Although Sanitarium, the maker of perennial breakfast favourite Marmite, has temporarily closed its Christchurch factory, the staff wintering over at Scott Base report they have a surplus. Two hundred and fifty jars, to be precise, and plenty of Vegemite too. They’d like to trade it for some fresh fruits and vegetables, and maybe a little bit of light as well. Since the sunset of April 24th, the fourteen staff have seen no natural daylight and nor will they until August 19th. Resupply flights won’t resume until then, so in the meantime there is plenty of Marmite plus canned, dried and frozen food.
So why does the sun disappear for months at a time down at the bottom of the world?
It all has to do with the tilt of the earth’s axis, which is what gives us seasons.
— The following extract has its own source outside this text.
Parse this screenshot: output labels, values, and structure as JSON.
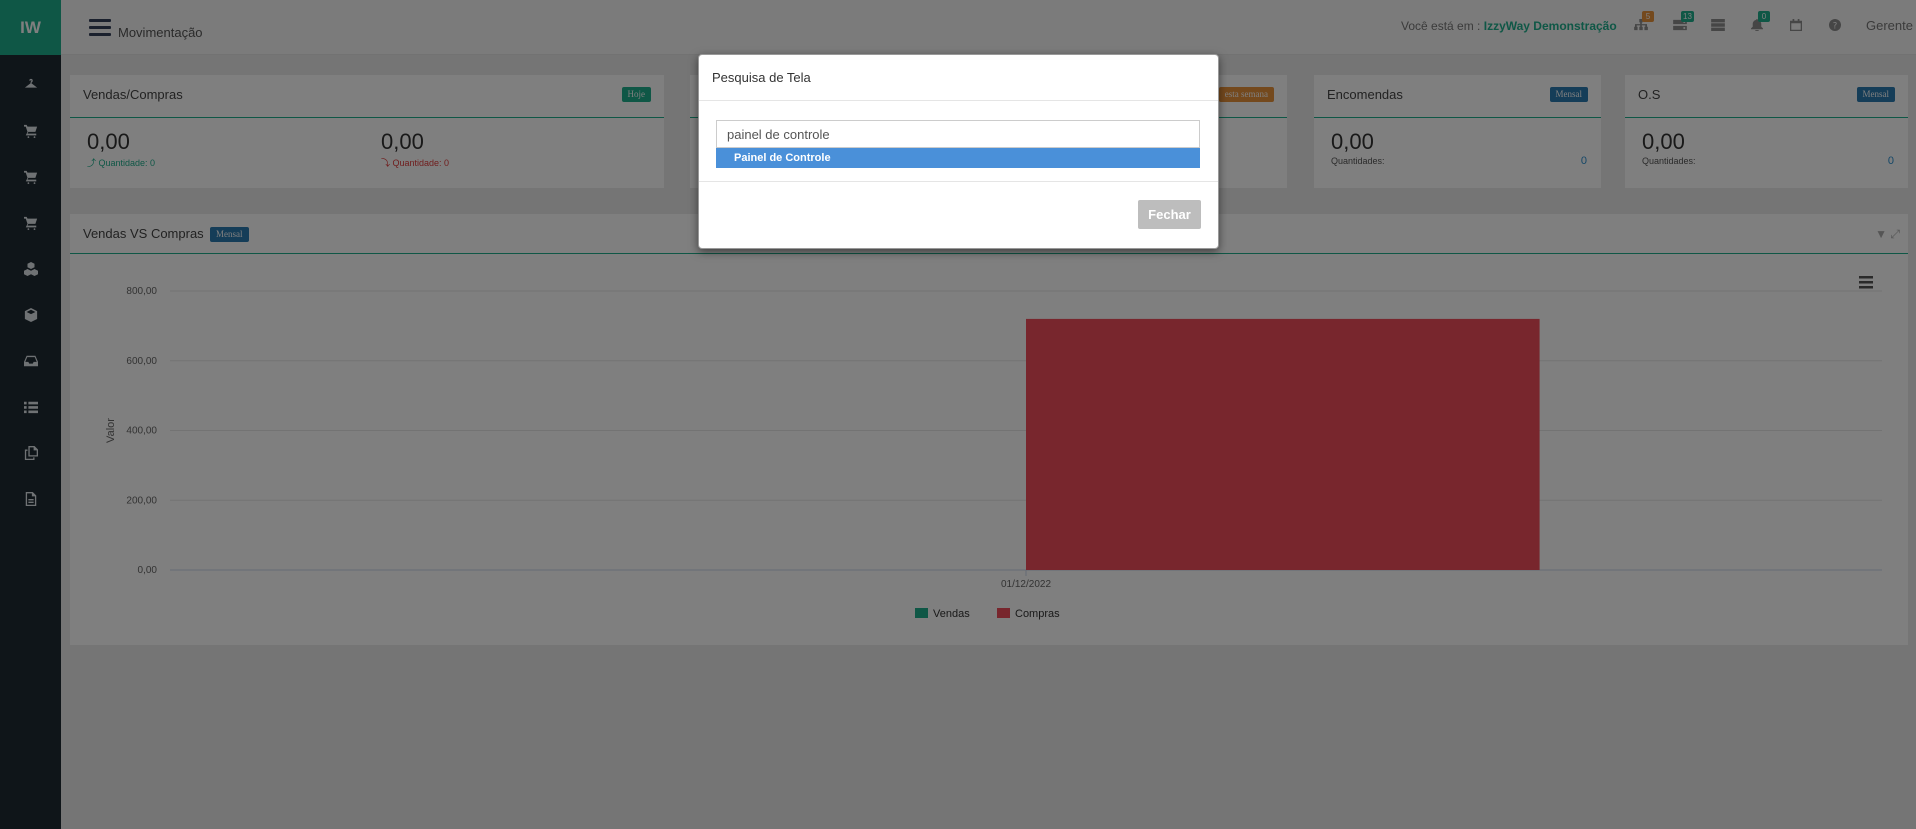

Astronomers know it by less understandable term the obliquity of the ecliptic. The tilt is 23.44° at present but is changing very slowly due to planetary perturbations.
So when the earth is tilted away from the sun, in the Southern Hemisphere winter season, the daylight in Antarctica dwindles to nothing. In the summer the reverse happens. From October to February it is light for 24 hours a day. Most of the research stations have a full complement of staff in the summers, who work hard to do science projects and set up monitoring equipment in the long days. In the winter some bases close, while others are manned with reduced personnel. New Zealand’s Scott Base is open year round, as are bases belonging to China, Australia, the United States and others. Argentina’s Esperanza Base is one of only two civilian settlements, and has families with children as permanent residents. It is the birthplace of Emilio Palma, the first person in history known to be born on the continent of Antarctica.